## What the task requires
Your answer should be every line of the records that contains the word "JSON", copied as it stands.

## Website and app data records

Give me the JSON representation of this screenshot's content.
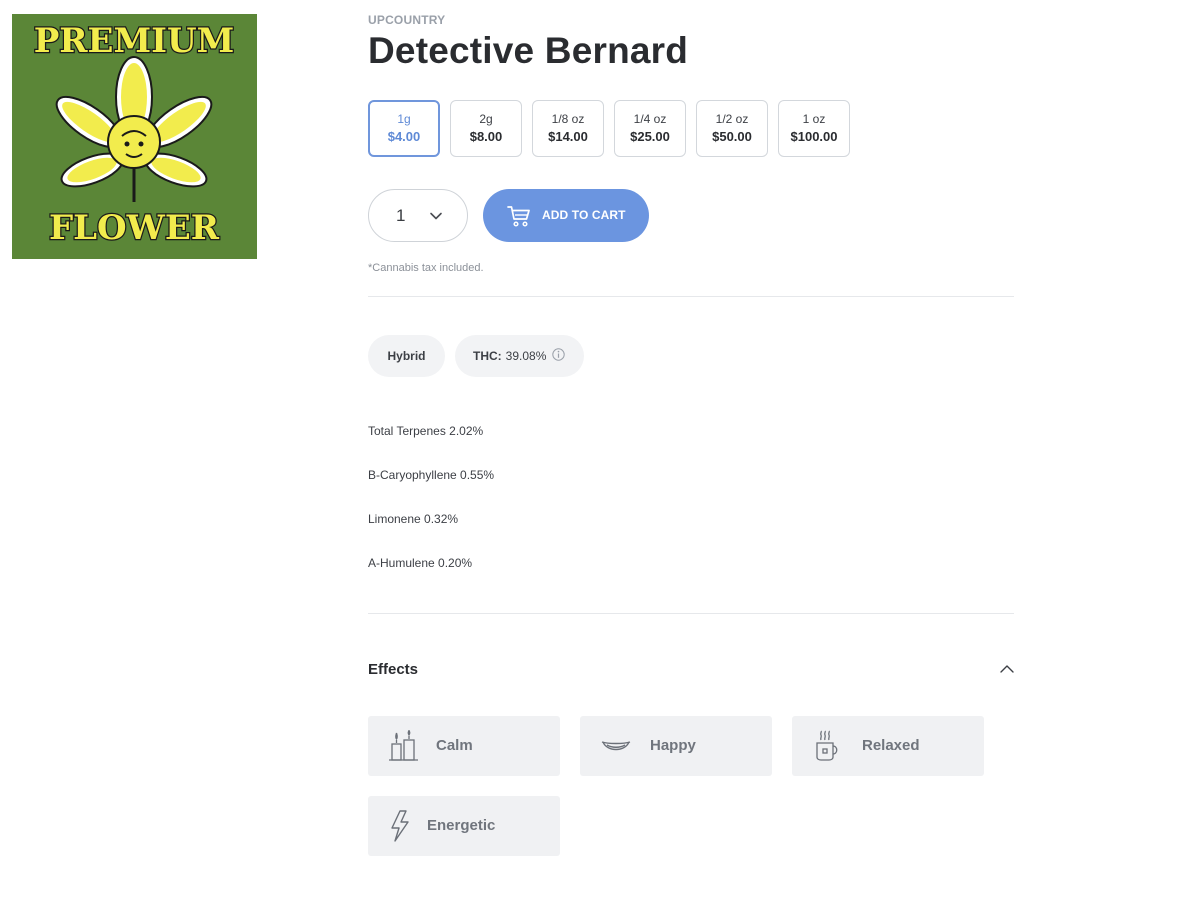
{
  "product": {
    "image_alt": "PREMIUM FLOWER",
    "image_text_top": "PREMIUM",
    "image_text_bottom": "FLOWER",
    "brand": "UPCOUNTRY",
    "name": "Detective Bernard"
  },
  "weights": [
    {
      "label": "1g",
      "price": "$4.00",
      "selected": true
    },
    {
      "label": "2g",
      "price": "$8.00",
      "selected": false
    },
    {
      "label": "1/8 oz",
      "price": "$14.00",
      "selected": false
    },
    {
      "label": "1/4 oz",
      "price": "$25.00",
      "selected": false
    },
    {
      "label": "1/2 oz",
      "price": "$50.00",
      "selected": false
    },
    {
      "label": "1 oz",
      "price": "$100.00",
      "selected": false
    }
  ],
  "purchase": {
    "quantity": "1",
    "add_to_cart_label": "ADD TO CART",
    "tax_note": "*Cannabis tax included."
  },
  "attributes": {
    "type": "Hybrid",
    "thc_label": "THC:",
    "thc_value": "39.08%"
  },
  "terpenes": [
    "Total Terpenes 2.02%",
    "B-Caryophyllene 0.55%",
    "Limonene 0.32%",
    "A-Humulene 0.20%"
  ],
  "effects": {
    "heading": "Effects",
    "items": [
      {
        "label": "Calm",
        "icon": "candles-icon"
      },
      {
        "label": "Happy",
        "icon": "smile-icon"
      },
      {
        "label": "Relaxed",
        "icon": "teacup-icon"
      },
      {
        "label": "Energetic",
        "icon": "lightning-icon"
      }
    ]
  },
  "colors": {
    "accent": "#6b95e0",
    "selected_text": "#5f8ad6",
    "image_background": "#5b8637",
    "image_text": "#f2ec4d",
    "effect_tile": "#f0f1f3"
  }
}
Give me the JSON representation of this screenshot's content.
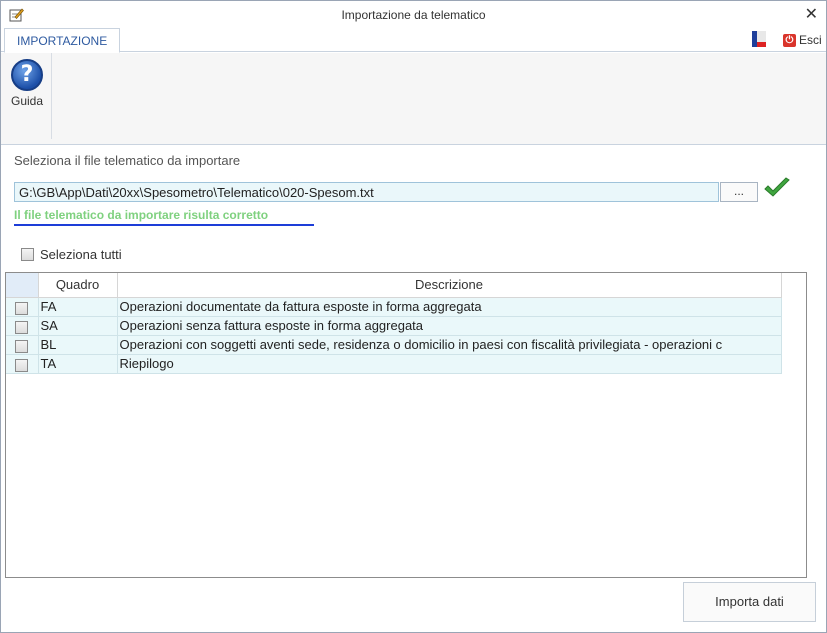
{
  "window": {
    "title": "Importazione da telematico"
  },
  "tabs": [
    {
      "label": "IMPORTAZIONE"
    }
  ],
  "header": {
    "exit_label": "Esci"
  },
  "ribbon": {
    "help_label": "Guida"
  },
  "main": {
    "select_label": "Seleziona il file telematico da importare",
    "file_path": "G:\\GB\\App\\Dati\\20xx\\Spesometro\\Telematico\\020-Spesom.txt",
    "browse_label": "...",
    "status_message": "Il file telematico da importare risulta corretto",
    "select_all_label": "Seleziona tutti",
    "import_button": "Importa dati"
  },
  "table": {
    "columns": [
      "Quadro",
      "Descrizione"
    ],
    "rows": [
      {
        "quadro": "FA",
        "descrizione": "Operazioni documentate da fattura esposte in forma aggregata"
      },
      {
        "quadro": "SA",
        "descrizione": "Operazioni senza fattura esposte in forma aggregata"
      },
      {
        "quadro": "BL",
        "descrizione": "Operazioni con soggetti aventi sede, residenza o domicilio in paesi con fiscalità privilegiata - operazioni c"
      },
      {
        "quadro": "TA",
        "descrizione": "Riepilogo"
      }
    ]
  },
  "colors": {
    "accent": "#2e5aa0",
    "success": "#7fd17f",
    "row_bg": "#eaf8fa"
  }
}
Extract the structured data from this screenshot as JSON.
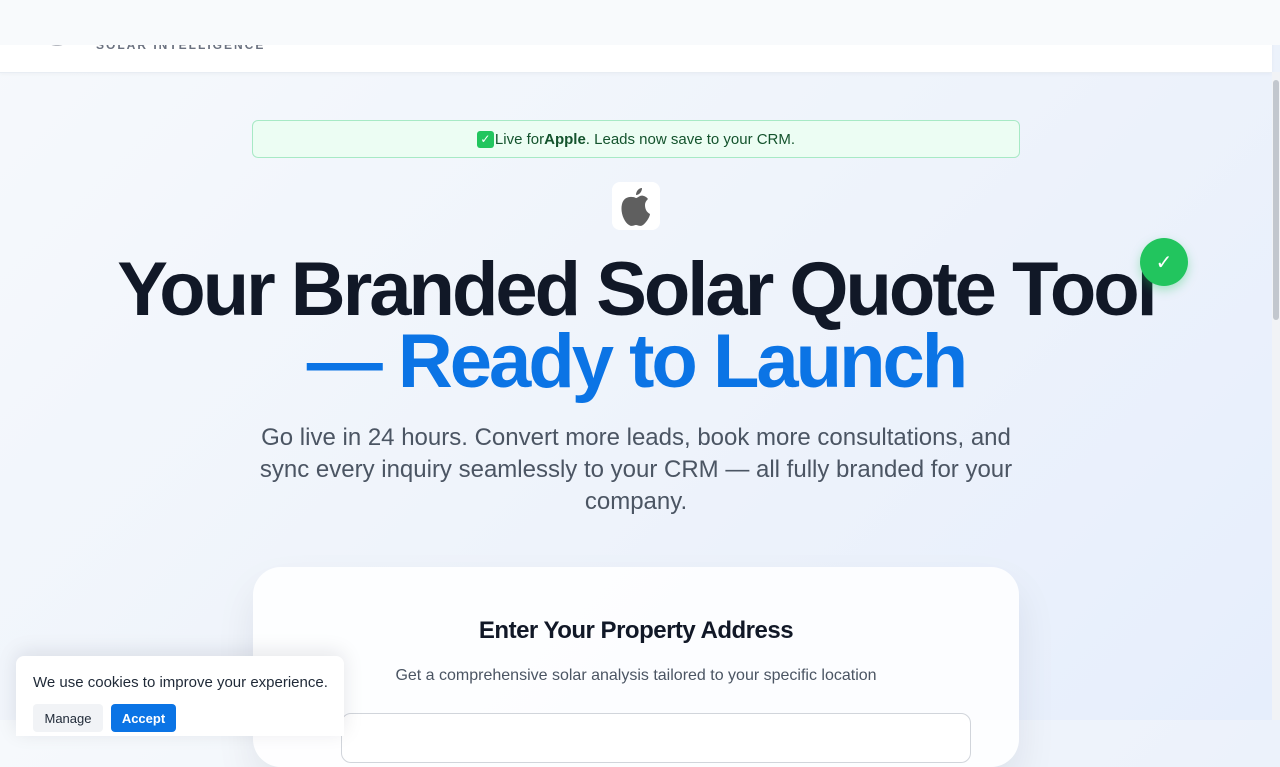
{
  "header": {
    "brand_tagline": "SOLAR INTELLIGENCE"
  },
  "banner": {
    "prefix": "Live for ",
    "company": "Apple",
    "suffix": ". Leads now save to your CRM."
  },
  "hero": {
    "line1": "Your Branded Solar Quote Tool",
    "line2": "— Ready to Launch",
    "subtext": "Go live in 24 hours. Convert more leads, book more consultations, and sync every inquiry seamlessly to your CRM — all fully branded for your company."
  },
  "card": {
    "title": "Enter Your Property Address",
    "subtitle": "Get a comprehensive solar analysis tailored to your specific location"
  },
  "cookie": {
    "message": "We use cookies to improve your experience.",
    "manage_label": "Manage",
    "accept_label": "Accept"
  },
  "icons": {
    "check": "check-icon",
    "apple_logo": "apple-logo-icon",
    "verified": "verified-check-icon"
  },
  "colors": {
    "accent": "#0b74e5",
    "success": "#22c55e"
  }
}
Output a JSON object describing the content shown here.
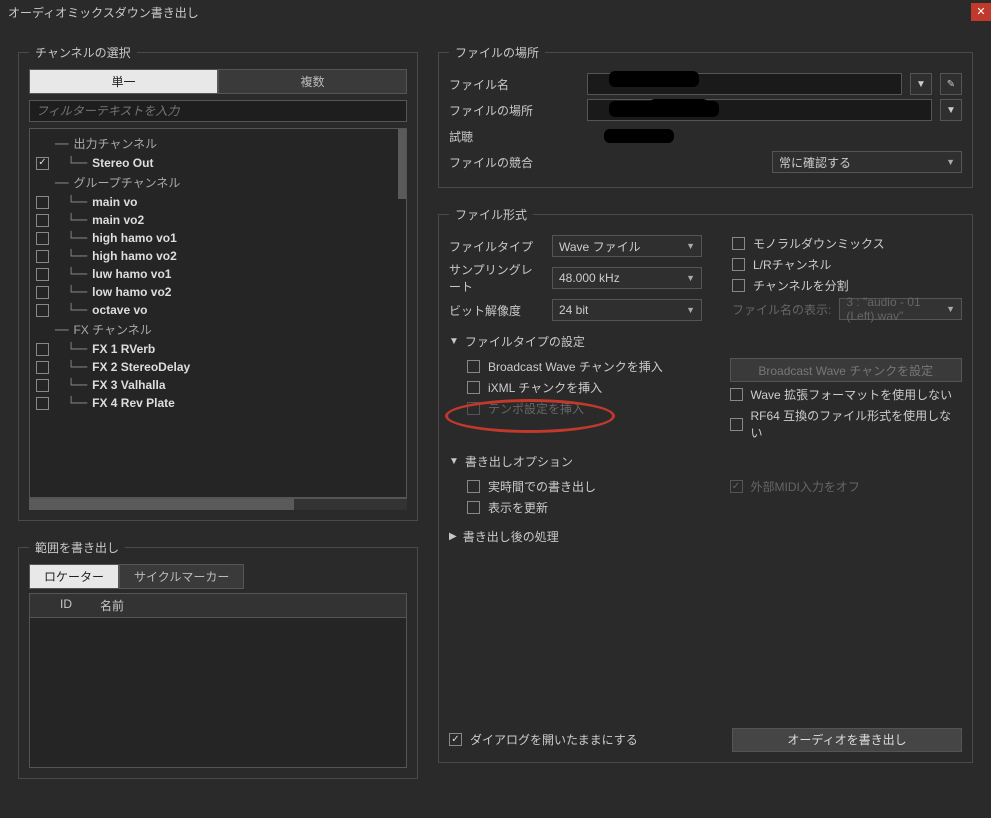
{
  "title": "オーディオミックスダウン書き出し",
  "channel_section": {
    "legend": "チャンネルの選択",
    "tab_single": "単一",
    "tab_multi": "複数",
    "filter_placeholder": "フィルターテキストを入力",
    "groups": [
      {
        "type": "header",
        "label": "出力チャンネル"
      },
      {
        "type": "item",
        "label": "Stereo Out",
        "checked": true,
        "bold": true
      },
      {
        "type": "header",
        "label": "グループチャンネル"
      },
      {
        "type": "item",
        "label": "main vo",
        "bold": true
      },
      {
        "type": "item",
        "label": "main vo2",
        "bold": true
      },
      {
        "type": "item",
        "label": "high hamo vo1",
        "bold": true
      },
      {
        "type": "item",
        "label": "high hamo vo2",
        "bold": true
      },
      {
        "type": "item",
        "label": "luw hamo vo1",
        "bold": true
      },
      {
        "type": "item",
        "label": "low hamo vo2",
        "bold": true
      },
      {
        "type": "item",
        "label": "octave vo",
        "bold": true
      },
      {
        "type": "header",
        "label": "FX チャンネル"
      },
      {
        "type": "item",
        "label": "FX 1 RVerb",
        "bold": true
      },
      {
        "type": "item",
        "label": "FX 2 StereoDelay",
        "bold": true
      },
      {
        "type": "item",
        "label": "FX 3 Valhalla",
        "bold": true
      },
      {
        "type": "item",
        "label": "FX 4 Rev Plate",
        "bold": true
      }
    ]
  },
  "range_section": {
    "legend": "範囲を書き出し",
    "tab_locator": "ロケーター",
    "tab_cycle": "サイクルマーカー",
    "col_id": "ID",
    "col_name": "名前"
  },
  "file_location": {
    "legend": "ファイルの場所",
    "name_label": "ファイル名",
    "path_label": "ファイルの場所",
    "preview_label": "試聴",
    "conflict_label": "ファイルの競合",
    "conflict_value": "常に確認する"
  },
  "file_format": {
    "legend": "ファイル形式",
    "filetype_label": "ファイルタイプ",
    "filetype_value": "Wave ファイル",
    "samplerate_label": "サンプリングレート",
    "samplerate_value": "48.000 kHz",
    "bitdepth_label": "ビット解像度",
    "bitdepth_value": "24 bit",
    "mono_label": "モノラルダウンミックス",
    "lr_label": "L/Rチャンネル",
    "split_label": "チャンネルを分割",
    "fname_display_label": "ファイル名の表示:",
    "fname_display_value": "3 : \"audio - 01 (Left).wav\"",
    "filetype_settings_header": "ファイルタイプの設定",
    "bwf_insert": "Broadcast Wave チャンクを挿入",
    "bwf_config_btn": "Broadcast Wave チャンクを設定",
    "ixml_insert": "iXML チャンクを挿入",
    "tempo_insert": "テンポ設定を挿入",
    "no_wave_ext": "Wave 拡張フォーマットを使用しない",
    "no_rf64": "RF64 互換のファイル形式を使用しない",
    "export_options_header": "書き出しオプション",
    "realtime": "実時間での書き出し",
    "update_display": "表示を更新",
    "ext_midi_off": "外部MIDI入力をオフ",
    "post_process_header": "書き出し後の処理"
  },
  "bottom": {
    "keep_dialog": "ダイアログを開いたままにする",
    "export_btn": "オーディオを書き出し"
  }
}
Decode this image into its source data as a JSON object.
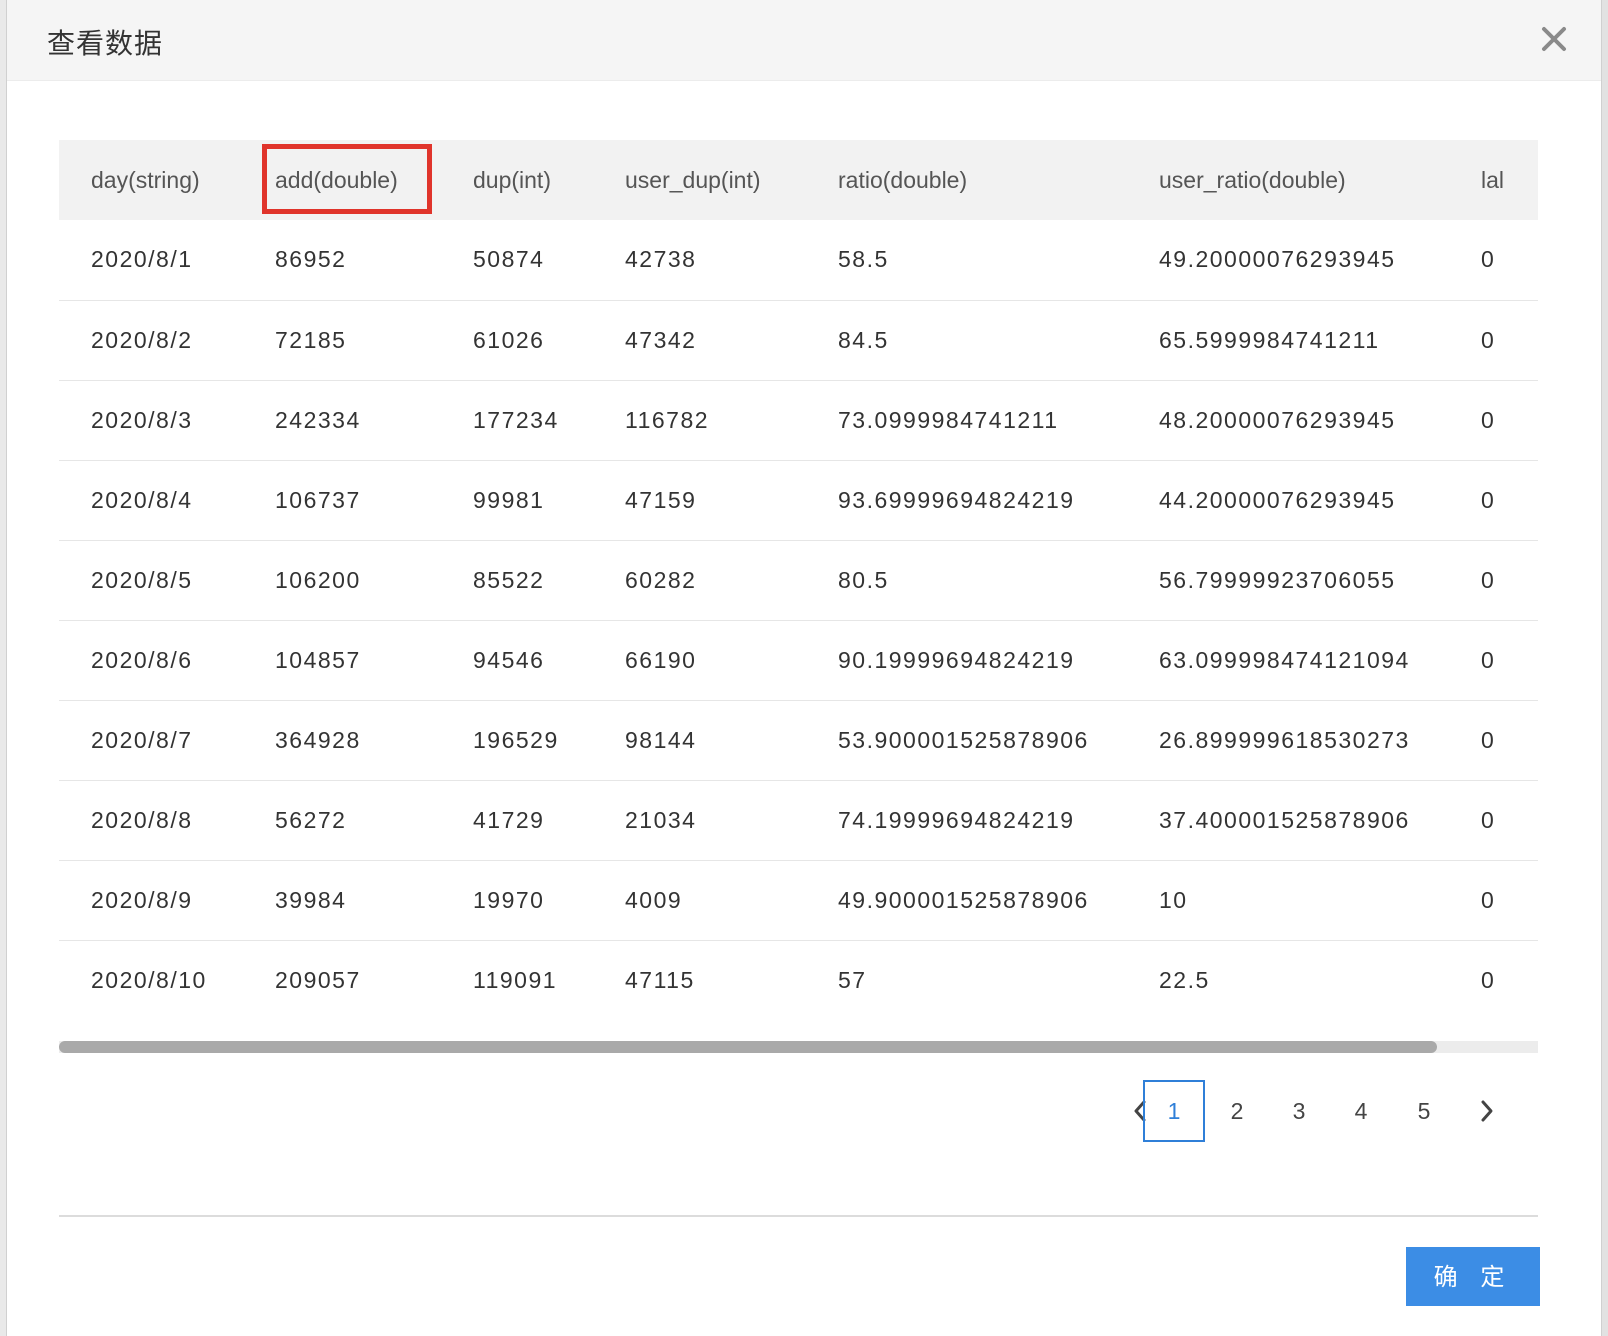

## Exercise output
Give me the JSON representation of this screenshot's content.
Give me the JSON representation of this screenshot's content.
Extract the structured data from this screenshot as JSON.
Output a JSON object describing the content shown here.
Decode this image into its source data as a JSON object.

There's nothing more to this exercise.